_DIRECTIONS FOR THIS TASK_: Note every line in the entries that contains the string "class", and copy it.

_DATA RECORDS_:
====

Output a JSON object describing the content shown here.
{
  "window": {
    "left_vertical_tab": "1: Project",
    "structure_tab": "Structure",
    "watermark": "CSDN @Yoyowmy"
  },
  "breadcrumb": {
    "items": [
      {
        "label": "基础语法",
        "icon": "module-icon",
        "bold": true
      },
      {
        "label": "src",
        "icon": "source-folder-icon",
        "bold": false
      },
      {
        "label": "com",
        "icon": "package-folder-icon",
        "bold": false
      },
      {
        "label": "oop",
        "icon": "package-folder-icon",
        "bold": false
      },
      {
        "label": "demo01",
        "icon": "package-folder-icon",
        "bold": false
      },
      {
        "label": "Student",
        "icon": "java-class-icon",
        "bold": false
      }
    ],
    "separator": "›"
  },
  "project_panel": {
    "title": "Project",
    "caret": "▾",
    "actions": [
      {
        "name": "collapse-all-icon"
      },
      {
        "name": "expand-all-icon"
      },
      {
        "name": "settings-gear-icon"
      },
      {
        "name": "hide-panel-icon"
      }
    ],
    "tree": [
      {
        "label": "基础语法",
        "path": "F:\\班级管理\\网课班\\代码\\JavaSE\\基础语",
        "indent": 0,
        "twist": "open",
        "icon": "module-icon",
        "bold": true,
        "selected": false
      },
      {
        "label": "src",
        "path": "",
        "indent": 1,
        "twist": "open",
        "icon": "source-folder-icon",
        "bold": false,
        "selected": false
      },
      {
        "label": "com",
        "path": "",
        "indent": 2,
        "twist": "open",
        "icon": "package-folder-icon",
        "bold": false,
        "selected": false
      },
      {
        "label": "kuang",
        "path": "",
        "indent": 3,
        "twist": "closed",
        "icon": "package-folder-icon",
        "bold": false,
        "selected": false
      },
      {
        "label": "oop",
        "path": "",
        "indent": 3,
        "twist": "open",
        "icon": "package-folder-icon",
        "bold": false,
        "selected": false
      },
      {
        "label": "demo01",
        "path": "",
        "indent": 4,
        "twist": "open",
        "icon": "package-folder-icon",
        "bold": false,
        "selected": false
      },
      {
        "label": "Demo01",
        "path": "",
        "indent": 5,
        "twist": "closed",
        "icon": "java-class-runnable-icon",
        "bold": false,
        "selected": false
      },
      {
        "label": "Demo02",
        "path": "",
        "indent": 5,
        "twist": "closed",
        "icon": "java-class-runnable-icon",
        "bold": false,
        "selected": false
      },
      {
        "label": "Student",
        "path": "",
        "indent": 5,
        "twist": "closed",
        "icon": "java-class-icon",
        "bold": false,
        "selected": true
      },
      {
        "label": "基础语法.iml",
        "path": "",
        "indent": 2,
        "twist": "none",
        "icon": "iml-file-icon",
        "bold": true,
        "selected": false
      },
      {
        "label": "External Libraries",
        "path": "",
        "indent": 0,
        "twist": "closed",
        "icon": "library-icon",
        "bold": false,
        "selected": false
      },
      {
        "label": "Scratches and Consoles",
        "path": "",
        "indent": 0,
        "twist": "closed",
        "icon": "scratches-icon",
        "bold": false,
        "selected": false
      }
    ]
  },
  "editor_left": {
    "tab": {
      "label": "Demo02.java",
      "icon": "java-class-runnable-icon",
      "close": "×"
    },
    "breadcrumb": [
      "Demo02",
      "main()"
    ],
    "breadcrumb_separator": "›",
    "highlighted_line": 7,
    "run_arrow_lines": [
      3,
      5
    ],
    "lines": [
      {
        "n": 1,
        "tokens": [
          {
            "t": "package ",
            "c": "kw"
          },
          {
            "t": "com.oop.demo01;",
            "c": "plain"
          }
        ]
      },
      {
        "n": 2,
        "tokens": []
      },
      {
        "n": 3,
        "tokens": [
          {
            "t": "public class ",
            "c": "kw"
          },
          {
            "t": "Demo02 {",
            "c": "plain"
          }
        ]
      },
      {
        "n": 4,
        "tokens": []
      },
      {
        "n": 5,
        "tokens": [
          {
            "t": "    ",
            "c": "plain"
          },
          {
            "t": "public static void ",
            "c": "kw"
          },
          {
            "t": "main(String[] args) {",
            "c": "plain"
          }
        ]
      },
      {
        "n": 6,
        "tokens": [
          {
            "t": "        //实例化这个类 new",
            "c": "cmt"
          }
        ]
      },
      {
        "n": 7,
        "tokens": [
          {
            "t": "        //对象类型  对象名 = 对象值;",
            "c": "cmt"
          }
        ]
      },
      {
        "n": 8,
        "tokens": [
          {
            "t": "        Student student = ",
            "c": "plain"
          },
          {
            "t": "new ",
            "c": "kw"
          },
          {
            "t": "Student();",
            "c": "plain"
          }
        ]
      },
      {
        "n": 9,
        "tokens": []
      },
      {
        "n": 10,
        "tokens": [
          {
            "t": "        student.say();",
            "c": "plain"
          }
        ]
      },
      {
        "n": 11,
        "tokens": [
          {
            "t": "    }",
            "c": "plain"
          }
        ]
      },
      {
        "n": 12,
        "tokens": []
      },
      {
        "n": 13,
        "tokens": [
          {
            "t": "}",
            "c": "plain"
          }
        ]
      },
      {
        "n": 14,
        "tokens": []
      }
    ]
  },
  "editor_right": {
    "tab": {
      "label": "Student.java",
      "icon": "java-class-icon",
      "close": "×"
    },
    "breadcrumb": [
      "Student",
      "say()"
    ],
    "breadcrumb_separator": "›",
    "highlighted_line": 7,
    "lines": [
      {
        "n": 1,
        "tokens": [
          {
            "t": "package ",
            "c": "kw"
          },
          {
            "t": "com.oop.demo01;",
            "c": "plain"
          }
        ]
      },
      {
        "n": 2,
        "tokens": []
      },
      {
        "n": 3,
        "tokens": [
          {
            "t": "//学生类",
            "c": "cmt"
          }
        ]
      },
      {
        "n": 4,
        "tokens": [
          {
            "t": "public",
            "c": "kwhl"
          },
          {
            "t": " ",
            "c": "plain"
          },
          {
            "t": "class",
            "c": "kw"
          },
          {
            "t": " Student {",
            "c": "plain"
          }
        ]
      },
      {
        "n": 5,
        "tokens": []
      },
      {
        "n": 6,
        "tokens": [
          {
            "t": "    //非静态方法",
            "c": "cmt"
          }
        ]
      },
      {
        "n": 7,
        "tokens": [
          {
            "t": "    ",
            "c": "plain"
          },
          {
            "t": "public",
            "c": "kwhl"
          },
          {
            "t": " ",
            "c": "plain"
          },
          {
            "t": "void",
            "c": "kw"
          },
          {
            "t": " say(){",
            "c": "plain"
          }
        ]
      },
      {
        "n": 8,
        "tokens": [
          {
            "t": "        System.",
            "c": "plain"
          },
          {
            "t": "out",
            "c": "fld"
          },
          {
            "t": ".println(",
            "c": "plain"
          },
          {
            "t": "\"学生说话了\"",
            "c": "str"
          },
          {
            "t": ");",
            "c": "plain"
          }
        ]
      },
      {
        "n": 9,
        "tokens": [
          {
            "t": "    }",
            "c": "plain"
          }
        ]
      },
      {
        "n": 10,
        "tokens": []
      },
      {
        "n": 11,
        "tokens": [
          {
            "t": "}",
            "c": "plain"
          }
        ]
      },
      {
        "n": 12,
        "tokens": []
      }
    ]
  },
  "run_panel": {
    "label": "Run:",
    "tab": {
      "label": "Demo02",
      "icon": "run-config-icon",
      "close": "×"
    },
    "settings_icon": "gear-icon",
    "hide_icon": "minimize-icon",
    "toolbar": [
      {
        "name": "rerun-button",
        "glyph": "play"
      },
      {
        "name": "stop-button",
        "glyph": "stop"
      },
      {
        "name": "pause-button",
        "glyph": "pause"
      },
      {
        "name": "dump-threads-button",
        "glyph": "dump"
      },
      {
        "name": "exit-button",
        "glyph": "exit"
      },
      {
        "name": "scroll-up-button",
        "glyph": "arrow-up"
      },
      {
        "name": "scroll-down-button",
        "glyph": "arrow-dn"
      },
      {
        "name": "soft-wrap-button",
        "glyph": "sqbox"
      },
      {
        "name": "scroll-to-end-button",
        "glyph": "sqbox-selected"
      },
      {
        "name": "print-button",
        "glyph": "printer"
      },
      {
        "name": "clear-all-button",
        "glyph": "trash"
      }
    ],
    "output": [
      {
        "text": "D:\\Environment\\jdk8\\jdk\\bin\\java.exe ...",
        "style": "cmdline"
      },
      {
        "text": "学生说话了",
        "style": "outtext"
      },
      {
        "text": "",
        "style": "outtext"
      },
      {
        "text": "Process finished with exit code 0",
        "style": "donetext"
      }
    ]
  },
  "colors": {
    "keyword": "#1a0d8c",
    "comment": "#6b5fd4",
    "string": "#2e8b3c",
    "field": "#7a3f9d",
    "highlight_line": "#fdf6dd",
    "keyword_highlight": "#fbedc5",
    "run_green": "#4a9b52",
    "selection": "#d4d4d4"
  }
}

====

_WRITTEN RESPONSE_:
        "icon": "java-class-icon",
        "icon": "java-class-runnable-icon",
        "icon": "java-class-runnable-icon",
        "icon": "java-class-icon",
      "icon": "java-class-runnable-icon",
            "t": "public class ",
      "icon": "java-class-icon",
            "t": "class",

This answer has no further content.